UFC 223: Khabib Nurmagomedov vs. Al Iaquinta

Mindset Monday: How Rose Namajunas Beat The Unbeatable—Twice

Mindset Monday: How Rose Namajunas Beat The Unbeatable—Twice

What separates UFC strawweight champ Rose Namajunas' mindset from the pack? Mike Moor investigates and explains.

Apr 9, 2018 by FloCombat Staff
Rose Talks Jedrzejczyk Rematch

By Martial Arts Mindset for FloCombat

No one can deny the value Rose Namajunas' mindset has played in her dethroning of Joanna Jedrzejczyk, especially after her recent victory in their UFC 223 rematch. 

Prior to their first fight at UFC 217 in November, “Thug Rose" was a heavy underdog. Among the psychological warfare used by Jedrzejczyk were jabs at Namajunas' troubled childhood, her mental weakness, and everything in between. 

Through it all, Namajunas seemed unscathed. But the UFC strawweight queen doesn’t have an ice-cold heart; she has a well trained mind.

“It’s just me that I’m fighting against. Your mind is just another muscle that you can train and get stronger," Namajunas said after their first fight. 

Finding and owning a mantra, avoiding the hype and fan mentality, and fighting for the purpose (having fun) were among the key attributes to the winning mindset of Namajunas. 

Let’s take a deeper look at how she accomplished what she did and what we can learn from it.


During training, during the fight, and even during the verbal attacks at media events, you could see Namajunas mumbling words she would dub her “mantra,” under her breath: "Confidence, Conditioning, Composure, Content—I am a Champion."  

This not only allowed her to stay calm under pressure, but more importantly, it also allowed her to stay focused on her objective. That’s the definition of a predator fighter. 

Related – Mindset Monday: Developing A Predator Mindset

Autosuggestion, similar to positive affirmations, is the hypnotic or subconscious adoption of an idea that one has originated oneself, i.e. through repetition of verbal statements to oneself in order to change behavior. 

Repeating affirmations or principles is like doing mental reps—the more you do, the stronger you feel about them.  

This does one of two things: It either reaffirms a deep conviction in yourself, or it programs/trains your unconscious mind to believe something that your conscious mind is not yet ready to believe. It can also provide your source of calm amid chaos.

Actionable Advice:

Develop and use daily affirmations to boost confidence and composure. Be sure to include affirmations for fighting (or whatever your sport/career is) and life. Say them every day and anytime you need to center yourself. 


You can either be a competitor or a fan. You can’t be both. 

That means fighters must have a blatant disregard for records, rankings, or media drama associated with their fight/opponent. In this case, I’m specifically referring to the hype regarding Jedrzejczyk being unbeatable, as she had destroyed anyone that came in her way.  

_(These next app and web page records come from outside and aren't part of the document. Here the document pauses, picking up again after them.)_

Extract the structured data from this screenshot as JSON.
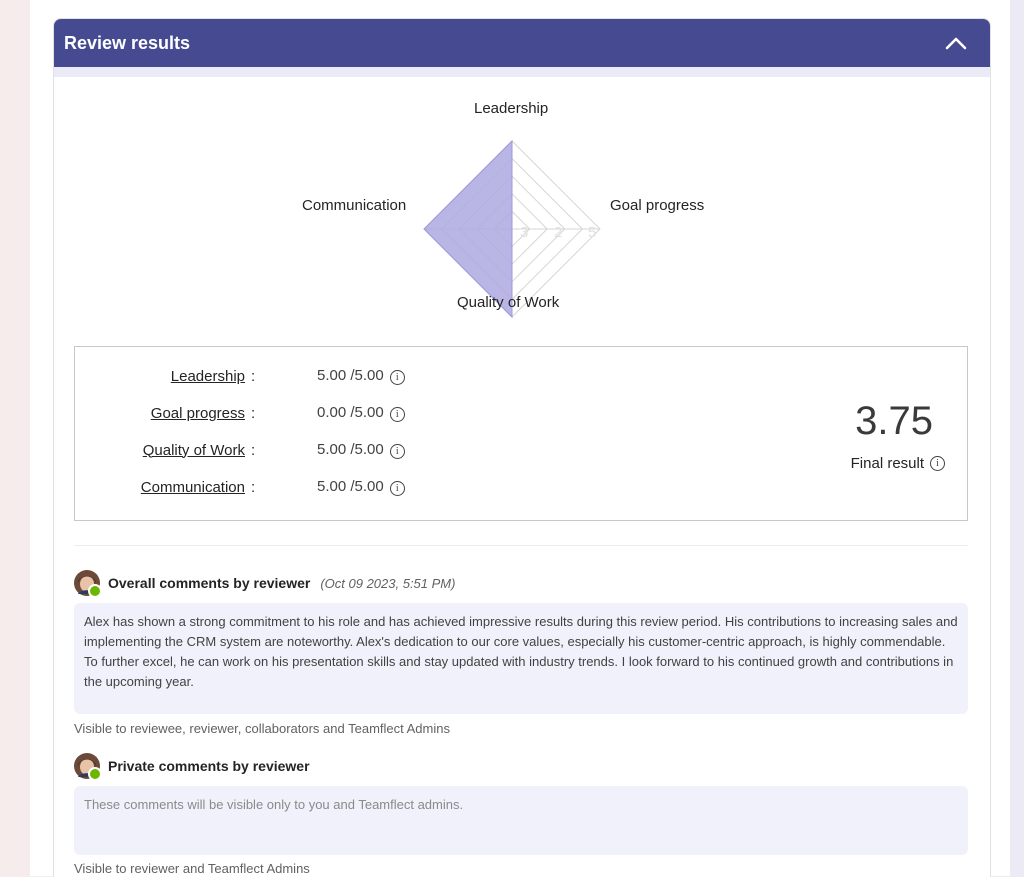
{
  "panel": {
    "title": "Review results",
    "collapse_icon": "chevron-up-icon",
    "header_color": "#464b91"
  },
  "chart_data": {
    "type": "radar",
    "axes": [
      "Leadership",
      "Goal progress",
      "Quality of Work",
      "Communication"
    ],
    "values": [
      5,
      0,
      5,
      5
    ],
    "max": 5,
    "ticks": [
      1,
      2,
      3,
      4,
      5
    ],
    "tick_labels_visible": [
      "3",
      "2",
      "5"
    ],
    "fill_color": "#ada9e2"
  },
  "scores": {
    "items": [
      {
        "name": "Leadership",
        "value": "5.00 /5.00"
      },
      {
        "name": "Goal progress",
        "value": "0.00 /5.00"
      },
      {
        "name": "Quality of Work",
        "value": "5.00 /5.00"
      },
      {
        "name": "Communication",
        "value": "5.00 /5.00"
      }
    ],
    "separator": ":",
    "final_value": "3.75",
    "final_label": "Final result",
    "info_icon": "info-icon"
  },
  "overall_comment": {
    "title": "Overall comments by reviewer",
    "timestamp": "(Oct 09 2023, 5:51 PM)",
    "text": "Alex has shown a strong commitment to his role and has achieved impressive results during this review period. His contributions to increasing sales and implementing the CRM system are noteworthy. Alex's dedication to our core values, especially his customer-centric approach, is highly commendable. To further excel, he can work on his presentation skills and stay updated with industry trends. I look forward to his continued growth and contributions in the upcoming year.",
    "visibility": "Visible to reviewee, reviewer, collaborators and Teamflect Admins"
  },
  "private_comment": {
    "title": "Private comments by reviewer",
    "placeholder": "These comments will be visible only to you and Teamflect admins.",
    "visibility": "Visible to reviewer and Teamflect Admins"
  },
  "presence_color": "#6bb700"
}
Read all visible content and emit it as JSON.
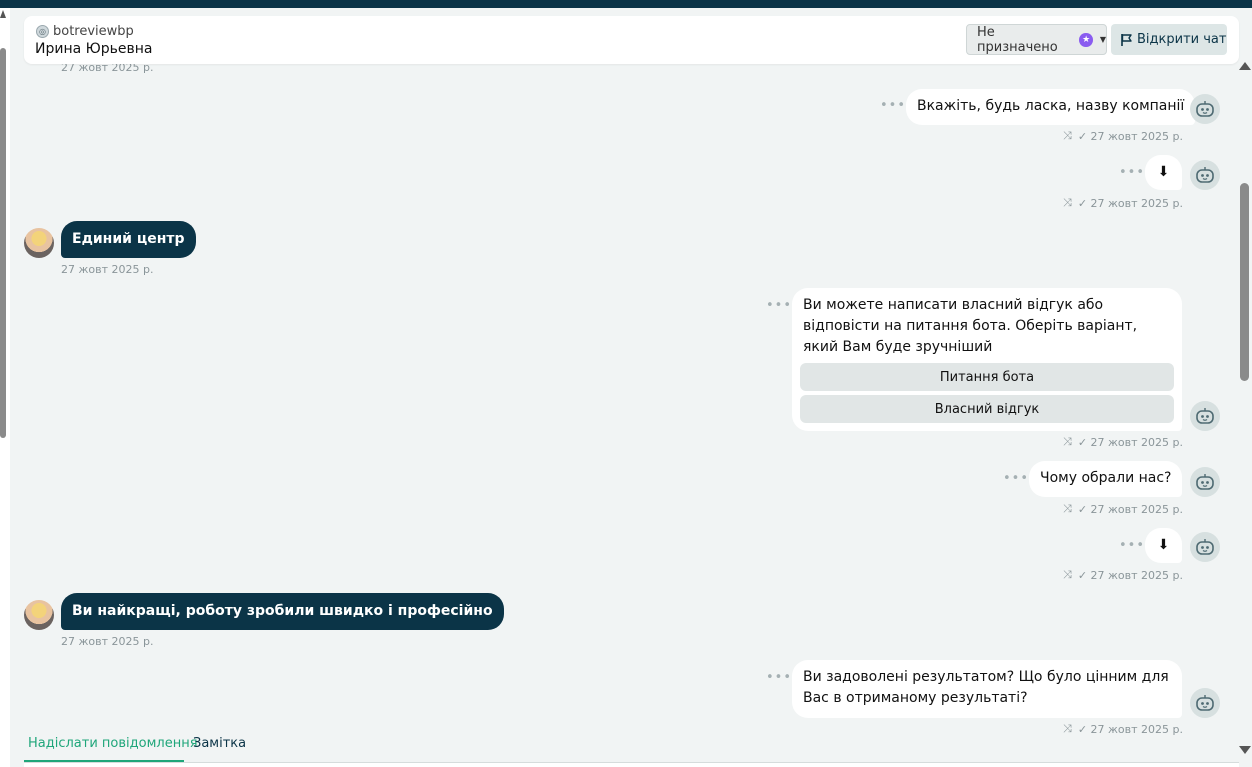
{
  "header": {
    "channel": "botreviewbp",
    "contact_name": "Ирина Юрьевна",
    "assign_label": "Не призначено",
    "open_chat_label": "Відкрити чат"
  },
  "top_partial_ts": "27 жовт 2025 р.",
  "messages": [
    {
      "text": "Вкажіть, будь ласка, назву компанії",
      "ts": "27 жовт 2025 р."
    },
    {
      "text": "⬇",
      "ts": "27 жовт 2025 р."
    },
    {
      "text": "Единий центр",
      "ts": "27 жовт 2025 р."
    },
    {
      "text": "Ви можете написати власний відгук або відповісти на питання бота. Оберіть варіант, який Вам буде зручніший",
      "ts": "27 жовт 2025 р.",
      "buttons": [
        "Питання бота",
        "Власний відгук"
      ]
    },
    {
      "text": "Чому обрали нас?",
      "ts": "27 жовт 2025 р."
    },
    {
      "text": "⬇",
      "ts": "27 жовт 2025 р."
    },
    {
      "text": "Ви найкращі, роботу зробили швидко і професійно",
      "ts": "27 жовт 2025 р."
    },
    {
      "text": "Ви задоволені результатом? Що було цінним для Вас в отриманому результаті?",
      "ts": "27 жовт 2025 р."
    }
  ],
  "tabs": {
    "send_message": "Надіслати повідомлення",
    "note": "Замітка"
  },
  "colors": {
    "accent": "#1fa67a",
    "incoming_bubble": "#0b3447",
    "background": "#f1f4f4"
  }
}
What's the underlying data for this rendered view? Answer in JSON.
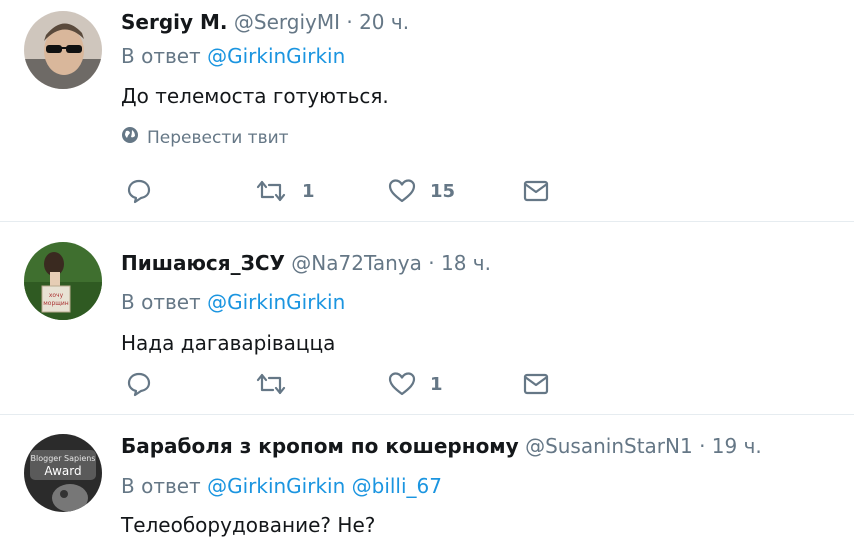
{
  "tweets": [
    {
      "name": "Sergiy M.",
      "handle": "@SergiyMI",
      "time": "20 ч.",
      "reply_prefix": "В ответ",
      "mentions": [
        "@GirkinGirkin"
      ],
      "text": "До телемоста готуються.",
      "translate": "Перевести твит",
      "retweets": "1",
      "likes": "15"
    },
    {
      "name": "Пишаюся_ЗСУ",
      "handle": "@Na72Tanya",
      "time": "18 ч.",
      "reply_prefix": "В ответ",
      "mentions": [
        "@GirkinGirkin"
      ],
      "text": "Нада дагаварівацца",
      "retweets": "",
      "likes": "1"
    },
    {
      "name": "Бараболя з кропом по кошерному",
      "handle": "@SusaninStarN1",
      "time": "19 ч.",
      "reply_prefix": "В ответ",
      "mentions": [
        "@GirkinGirkin",
        "@billi_67"
      ],
      "text": "Телеоборудование? Не?",
      "avatar_text": [
        "Blogger Sapiens",
        "Award"
      ]
    }
  ],
  "colors": {
    "link": "#1b95e0",
    "muted": "#657786",
    "text": "#14171a",
    "divider": "#e6ecf0"
  },
  "icons": [
    "reply-icon",
    "retweet-icon",
    "like-icon",
    "message-icon",
    "globe-icon"
  ]
}
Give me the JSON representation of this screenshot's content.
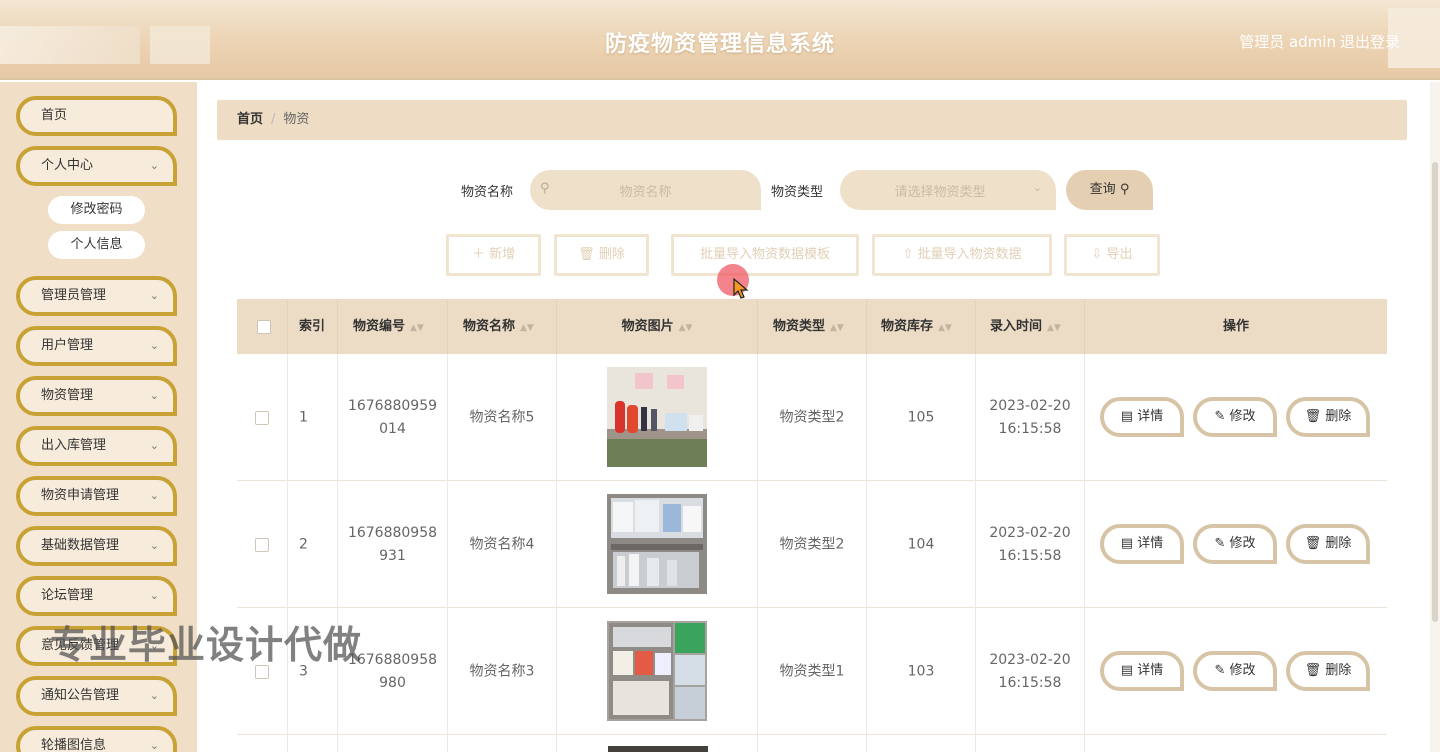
{
  "header": {
    "title": "防疫物资管理信息系统",
    "user": "管理员 admin",
    "logout": "退出登录"
  },
  "sidebar": {
    "items": [
      {
        "label": "首页"
      },
      {
        "label": "个人中心"
      },
      {
        "label": "管理员管理"
      },
      {
        "label": "用户管理"
      },
      {
        "label": "物资管理"
      },
      {
        "label": "出入库管理"
      },
      {
        "label": "物资申请管理"
      },
      {
        "label": "基础数据管理"
      },
      {
        "label": "论坛管理"
      },
      {
        "label": "意见反馈管理"
      },
      {
        "label": "通知公告管理"
      },
      {
        "label": "轮播图信息"
      }
    ],
    "subitems": [
      {
        "label": "修改密码"
      },
      {
        "label": "个人信息"
      }
    ]
  },
  "breadcrumb": {
    "home": "首页",
    "separator": "/",
    "current": "物资"
  },
  "search": {
    "name_label": "物资名称",
    "name_placeholder": "物资名称",
    "type_label": "物资类型",
    "type_placeholder": "请选择物资类型",
    "query_label": "查询"
  },
  "actions": {
    "add": "新增",
    "delete": "删除",
    "template": "批量导入物资数据模板",
    "import": "批量导入物资数据",
    "export": "导出"
  },
  "table": {
    "headers": [
      "索引",
      "物资编号",
      "物资名称",
      "物资图片",
      "物资类型",
      "物资库存",
      "录入时间",
      "操作"
    ],
    "rows": [
      {
        "index": "1",
        "code_a": "1676880959",
        "code_b": "014",
        "name": "物资名称5",
        "type": "物资类型2",
        "stock": "105",
        "date": "2023-02-20",
        "time": "16:15:58"
      },
      {
        "index": "2",
        "code_a": "1676880958",
        "code_b": "931",
        "name": "物资名称4",
        "type": "物资类型2",
        "stock": "104",
        "date": "2023-02-20",
        "time": "16:15:58"
      },
      {
        "index": "3",
        "code_a": "1676880958",
        "code_b": "980",
        "name": "物资名称3",
        "type": "物资类型1",
        "stock": "103",
        "date": "2023-02-20",
        "time": "16:15:58"
      }
    ],
    "op_labels": {
      "detail": "详情",
      "edit": "修改",
      "delete": "删除"
    }
  },
  "watermark": "专业毕业设计代做",
  "colors": {
    "accent_border": "#c9a235",
    "sidebar_bg": "#f0dfc6",
    "header_bg": "#ecd3b3",
    "table_head_bg": "#ecdcc5"
  }
}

Additionally, Jedrzejczyk was notorious for (and successful through) the psychological warfare she would play on her opponents. Namajunas' coach Trevor Wittman actually credited Rose's loss to Carla Esparza to the coaches getting caught up in the hype during the training camp. 

"I don't think Rose lost in that fight," he said (transcription via Bloody Elbow). "She got submitted and the choke was given to Carla. For me, I felt like we were cheerleaders and hype men going into that fight. I felt like I led her into a war and I made her believe it wasn't going to be that tough of a fight." 

Actionable Advice:

We must not only recognize the hype we engage in and the hype that is around us but have a game plan on how to deal with it. Prey fighters have fallen victim to Jedrzejczyk's mind games. Namajunas, a true predator, did not because she had a plan: to repeat her mantra to stay calm and focused on herself.


We tend to underachieve when our purpose is based on an outcome like winning or not losing. 

We tend to overachieve and thrive in tough times when our focus is based on principles and process/performance instead of an outcome. If you listened closely to Namajunas' coaches between rounds, you heard Wittman ask if Rose was having fun and encouraged her to “go out there and have fun; move your feet, keep throwing your combination, but have fun because you fight for a purpose; that’s what champions do!” 

If your purpose is to have fun and enjoy yourself during your fight, it is much easier to remain calm, focused on the process/performance, and be present in the moment. 

Namajunas lives her life this way, which is why it is easy for her to fight this way.

Actionable Advice:

Define your purpose. What is your “why”? This is not just in fighting but in life as well. Also, list why you love to fight (or anything). Those, combined with a mantra of your own, will allow you to compete more freely, to enjoy the process, and to push through the hard times.

Namajunas has proven the mind is not just a powerful tool but also a deadly weapon. You must drill your mental reps as much as your physical reps if you want to be successful at the highest levels.

Mike Moor is the director for Martial Arts Mindset, a systematic mindset training program used by many professional fighters in the UFC, Bellator, Invicta FC, and other major promotions. For more information on the program or the concepts presented, sign up for a free trial session at www.martialartsmindset.com